The meeting was chaired by the Chairman of the BNM Shariah Advisory Council, Tan Sri Dr. Mohd Daud Bakar. It aims to further strengthen connectivity and foster mutual respect among Shariah boards at both central bank and national levels.

The following outcomes were highlighted during the meeting:

  1. Given the important role of CSAAs in mainstreaming Islamic finance, having a broader picture on Islamic finance development in their countries is critical. This mainly include industry-wide issues which could not be resolved by individual Islamic financial institutions (IFIs) and their respective Shariah boards. Such areas include providing Shariah guidance in navigating through any unprecedented crisis, developing Shariah parameters on rectification of Shariah non-compliant (SNC) events and incomes, as well as promoting the best ethical behaviour among Shariah board members and management of IFIs in preserving the Shariah sanctity of their operations
  2. CSAAs should strive to build greater coordination with other regulators and Governments in driving future-proof initiatives for the Islamic finance industry. It is critical for CSAAs to address challenges including those arising from misalignment of regulatory frameworks with Shariah principles. For example, to address the impact of climate change, CSAAs can collaborate with the Government and other relevant regulators to issue a national green framework that is consistent with Shariah principles. CSAAs may also guide regulators in enhancing laws and regulatory policies to suit the development of their respective Islamic finance industry.
  3. On Shariah governance, the meeting acknowledged the importance of a sound framework to ensure quality Shariah boards in terms of behaviour, duty of care and attitude towards fulfilling their mandates. The meeting also recognised the key roles of a competent Shariah Secretariat in supporting the effective functioning of its Shariah advisory board, at both national and institution levels.
  4. The meeting agreed for more focus to be given on key strategic issues, maqasid Shariah and action-oriented commitments in supporting sustainable finance for future meetings.
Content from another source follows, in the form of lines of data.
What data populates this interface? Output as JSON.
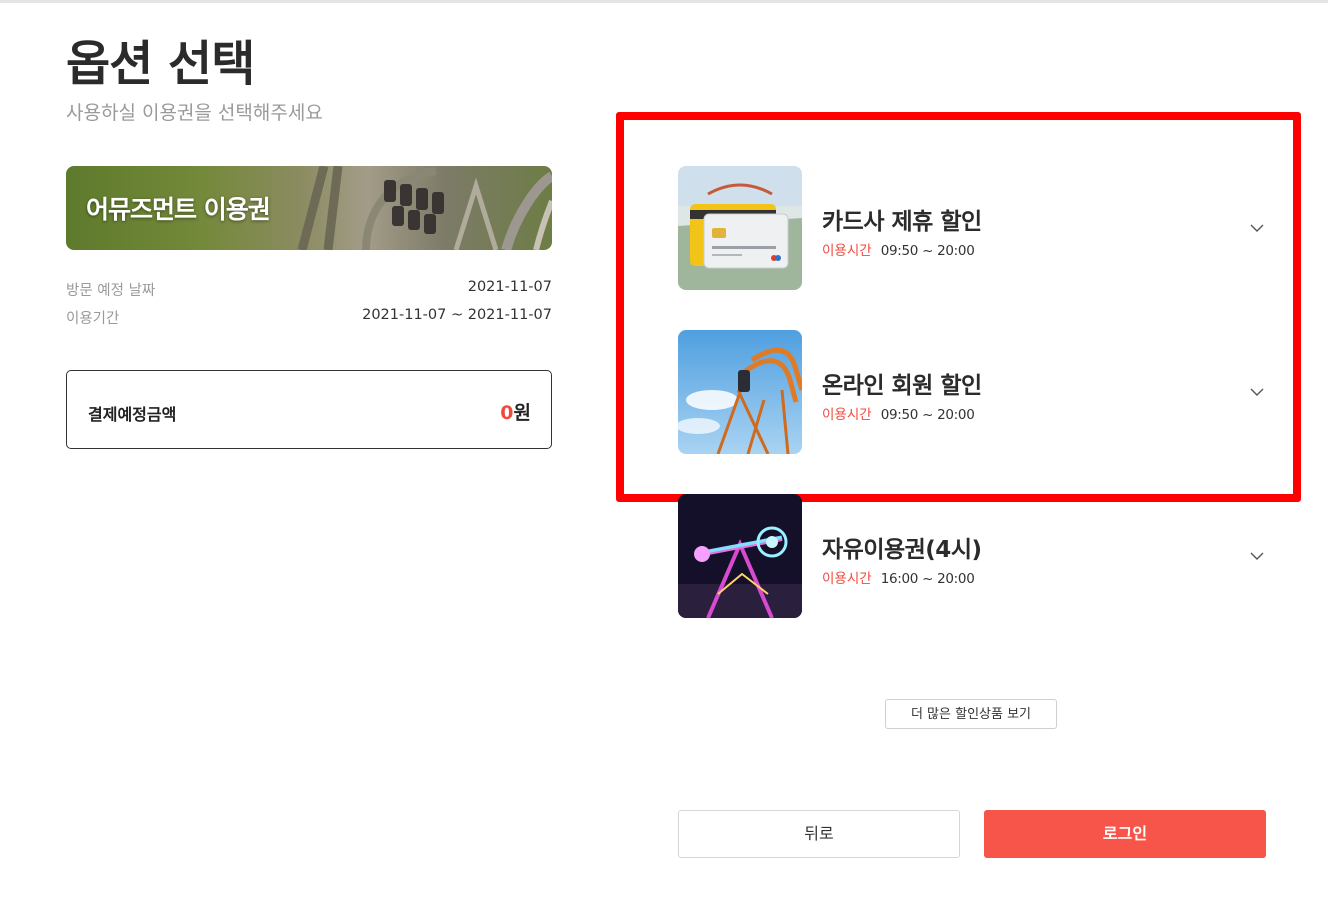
{
  "header": {
    "title": "옵션 선택",
    "subtitle": "사용하실 이용권을 선택해주세요"
  },
  "ticket": {
    "name": "어뮤즈먼트 이용권",
    "visit_date_label": "방문 예정 날짜",
    "visit_date": "2021-11-07",
    "period_label": "이용기간",
    "period": "2021-11-07 ~ 2021-11-07"
  },
  "payment": {
    "label": "결제예정금액",
    "amount": "0",
    "unit": "원"
  },
  "options": [
    {
      "title": "카드사 제휴 할인",
      "time_label": "이용시간",
      "time": "09:50 ~ 20:00",
      "icon": "chevron-down-icon"
    },
    {
      "title": "온라인 회원 할인",
      "time_label": "이용시간",
      "time": "09:50 ~ 20:00",
      "icon": "chevron-down-icon"
    },
    {
      "title": "자유이용권(4시)",
      "time_label": "이용시간",
      "time": "16:00 ~ 20:00",
      "icon": "chevron-down-icon"
    }
  ],
  "more_button": "더 많은 할인상품 보기",
  "footer": {
    "back_label": "뒤로",
    "login_label": "로그인"
  },
  "colors": {
    "accent": "#f04a3f",
    "login_button": "#f7544a",
    "highlight_border": "#ff0000"
  }
}
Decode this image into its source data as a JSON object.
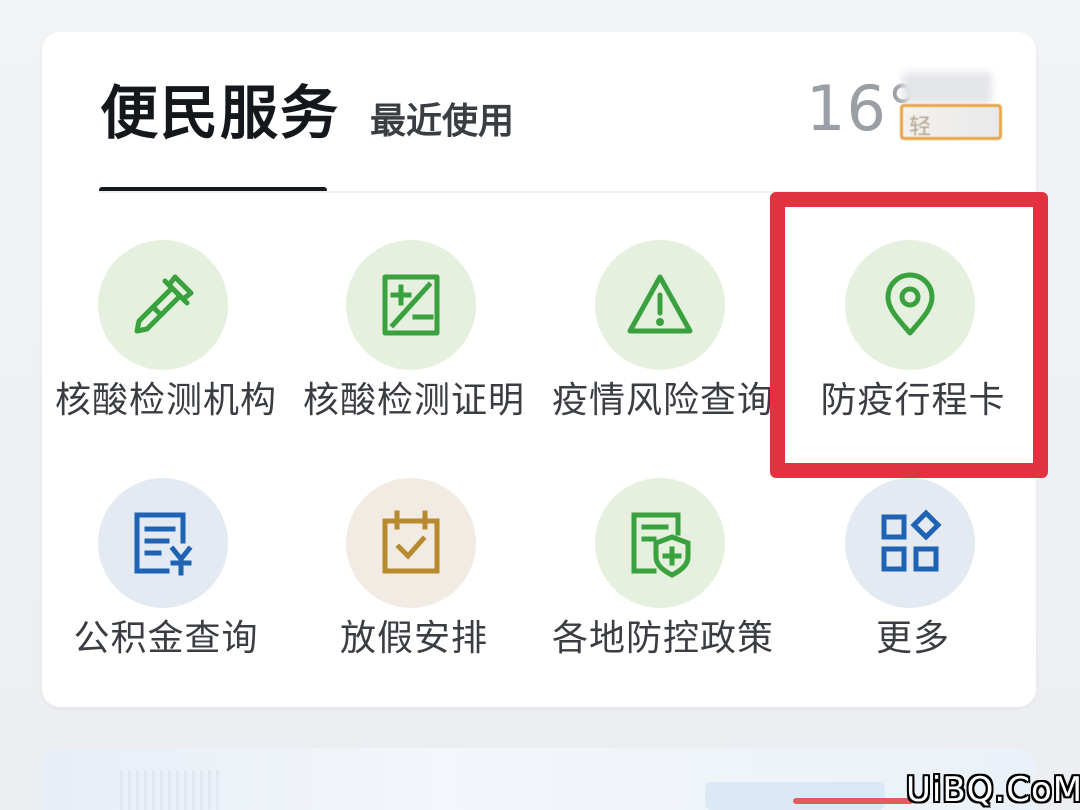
{
  "tabs": {
    "active": "便民服务",
    "recent": "最近使用"
  },
  "weather": {
    "temperature": "16°",
    "badge_text": "轻"
  },
  "services": [
    {
      "label": "核酸检测机构",
      "icon": "pipette-icon",
      "circle_color": "#e5f0df",
      "icon_color": "#3aa13f"
    },
    {
      "label": "核酸检测证明",
      "icon": "report-calc-icon",
      "circle_color": "#e5f0df",
      "icon_color": "#3aa13f"
    },
    {
      "label": "疫情风险查询",
      "icon": "warning-triangle-icon",
      "circle_color": "#e5f0df",
      "icon_color": "#3aa13f"
    },
    {
      "label": "防疫行程卡",
      "icon": "location-pin-icon",
      "circle_color": "#e5f0df",
      "icon_color": "#3aa13f"
    },
    {
      "label": "公积金查询",
      "icon": "document-yuan-icon",
      "circle_color": "#e3eaf2",
      "icon_color": "#1f63b4"
    },
    {
      "label": "放假安排",
      "icon": "calendar-check-icon",
      "circle_color": "#f1ebe3",
      "icon_color": "#b88a2e"
    },
    {
      "label": "各地防控政策",
      "icon": "shield-document-icon",
      "circle_color": "#e5f0df",
      "icon_color": "#3aa13f"
    },
    {
      "label": "更多",
      "icon": "grid-apps-icon",
      "circle_color": "#e3eaf2",
      "icon_color": "#1f63b4"
    }
  ],
  "highlight": {
    "target": "防疫行程卡",
    "color": "#e2323f"
  },
  "watermark": "UiBQ.CoM"
}
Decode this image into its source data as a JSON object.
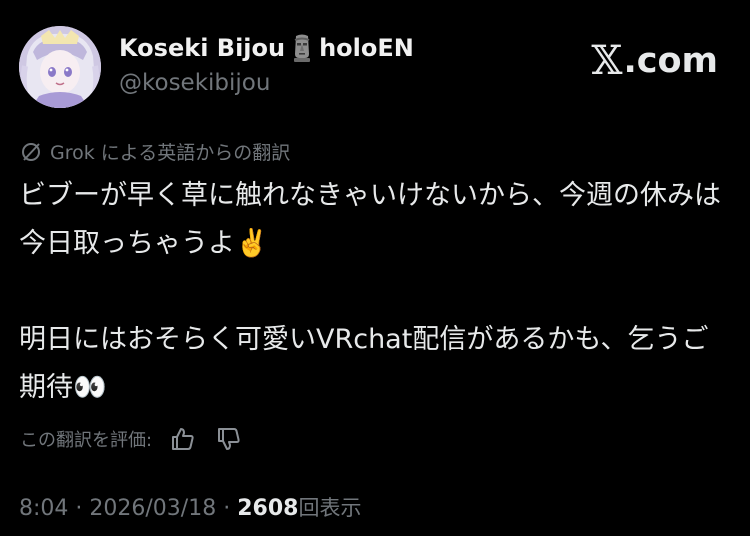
{
  "author": {
    "display_name": "Koseki Bijou",
    "name_suffix": "holoEN",
    "name_emoji": "moai-icon",
    "handle": "@kosekibijou",
    "avatar": "avatar"
  },
  "brand": {
    "x_mark": "𝕏",
    "domain": ".com"
  },
  "translation": {
    "icon": "grok-icon",
    "label": "Grok による英語からの翻訳"
  },
  "tweet": {
    "text": "ビブーが早く草に触れなきゃいけないから、今週の休みは今日取っちゃうよ✌️\n\n明日にはおそらく可愛いVRchat配信があるかも、乞うご期待👀"
  },
  "rating": {
    "label": "この翻訳を評価:",
    "like_icon": "thumbs-up-icon",
    "dislike_icon": "thumbs-down-icon"
  },
  "meta": {
    "time": "8:04",
    "separator": "·",
    "date": "2026/03/18",
    "views": "2608",
    "views_label": "回表示"
  },
  "colors": {
    "background": "#000000",
    "text_primary": "#e7e9ea",
    "text_secondary": "#71767b"
  }
}
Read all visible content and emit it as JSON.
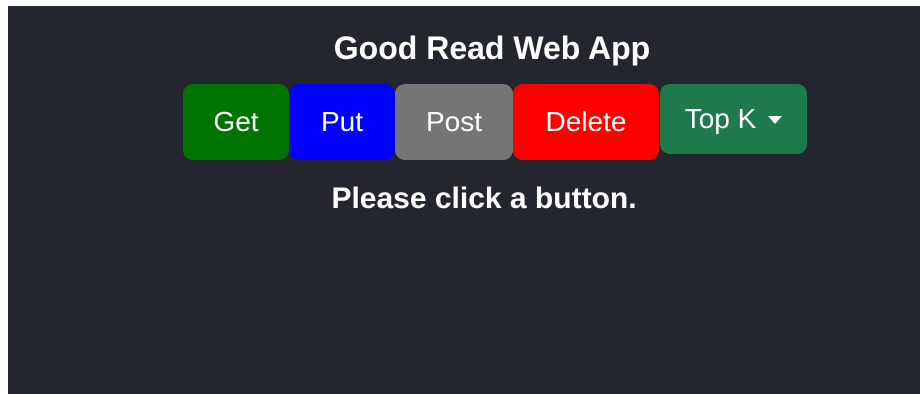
{
  "app": {
    "title": "Good Read Web App",
    "message": "Please click a button."
  },
  "buttons": [
    {
      "label": "Get",
      "color": "#007400"
    },
    {
      "label": "Put",
      "color": "#0000ff"
    },
    {
      "label": "Post",
      "color": "#757575"
    },
    {
      "label": "Delete",
      "color": "#ff0000"
    }
  ],
  "dropdown": {
    "label": "Top K",
    "color": "#1e7a4a",
    "icon": "caret-down-icon"
  }
}
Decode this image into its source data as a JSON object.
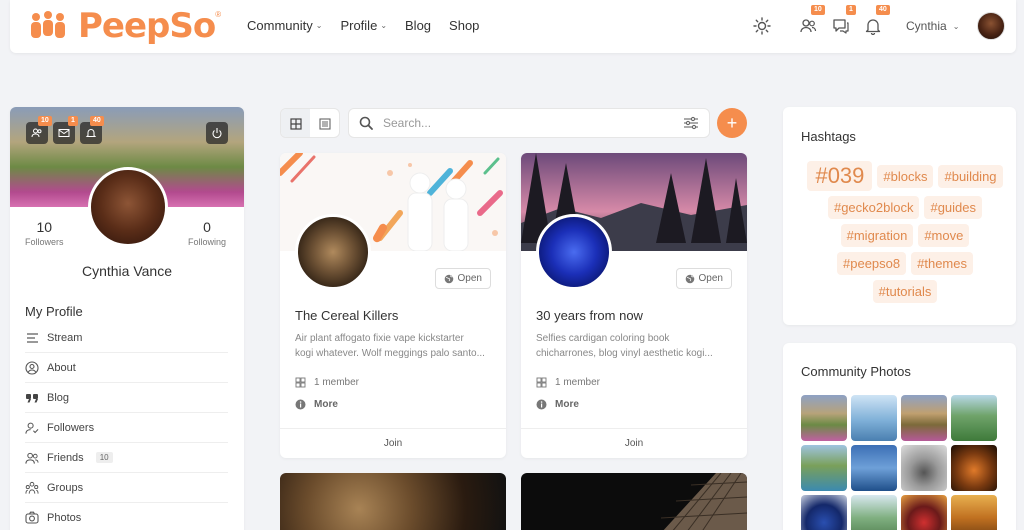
{
  "brand": {
    "name": "PeepSo",
    "reg": "®",
    "color": "#f58d4d"
  },
  "nav": [
    {
      "label": "Community",
      "dropdown": true
    },
    {
      "label": "Profile",
      "dropdown": true
    },
    {
      "label": "Blog",
      "dropdown": false
    },
    {
      "label": "Shop",
      "dropdown": false
    }
  ],
  "header": {
    "theme_icon": "sun-icon",
    "friends_badge": "10",
    "messages_badge": "1",
    "notifications_badge": "40",
    "user_name": "Cynthia"
  },
  "profile": {
    "badges": {
      "friends": "10",
      "messages": "1",
      "notifications": "40"
    },
    "followers_count": "10",
    "followers_label": "Followers",
    "following_count": "0",
    "following_label": "Following",
    "name": "Cynthia Vance",
    "menu_title": "My Profile",
    "menu": [
      {
        "label": "Stream",
        "icon": "stream-icon"
      },
      {
        "label": "About",
        "icon": "user-circle-icon"
      },
      {
        "label": "Blog",
        "icon": "quote-icon"
      },
      {
        "label": "Followers",
        "icon": "user-check-icon"
      },
      {
        "label": "Friends",
        "icon": "users-icon",
        "count": "10"
      },
      {
        "label": "Groups",
        "icon": "groups-icon"
      },
      {
        "label": "Photos",
        "icon": "camera-icon"
      }
    ]
  },
  "search": {
    "placeholder": "Search..."
  },
  "groups": [
    {
      "title": "The Cereal Killers",
      "privacy": "Open",
      "desc1": "Air plant affogato fixie vape kickstarter",
      "desc2": "kogi whatever. Wolf meggings palo santo...",
      "members": "1 member",
      "more": "More",
      "join": "Join"
    },
    {
      "title": "30 years from now",
      "privacy": "Open",
      "desc1": "Selfies cardigan coloring book",
      "desc2": "chicharrones, blog vinyl aesthetic kogi...",
      "members": "1 member",
      "more": "More",
      "join": "Join"
    }
  ],
  "hashtags": {
    "title": "Hashtags",
    "tags": [
      "#039",
      "#blocks",
      "#building",
      "#gecko2block",
      "#guides",
      "#migration",
      "#move",
      "#peepso8",
      "#themes",
      "#tutorials"
    ]
  },
  "community_photos": {
    "title": "Community Photos"
  }
}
[1] The CSAA is established to deliberate on Shariah matters in Islamic finance. Each country adopts a different model and approach in establishing their respective Shariah advisory authority, to commensurate with the size and complexity of its Islamic finance industry as well as the local custom. The role of the Shariah advisory authority has been pivotal in preserving the Shariah sanctity and public confidence on Islamic financial transactions, creating a conducive environment for the industry to innovate and grow.

[2] Afghanistan, Algeria, Bahrain, Bangladesh, Brunei, Djibouti, Indonesia, Kuwait, Libya, Malaysia, Maldives, Morocco, Nigeria, Pakistan, Turkey and United Arab Emirates.

[3] Accounting and Auditing Organisation for Islamic Financial Institutions (AAOIFI), General Council for Islamic Banks and Financial Institutions (CIBAFI) and Islamic Financial Services Board (IFSB).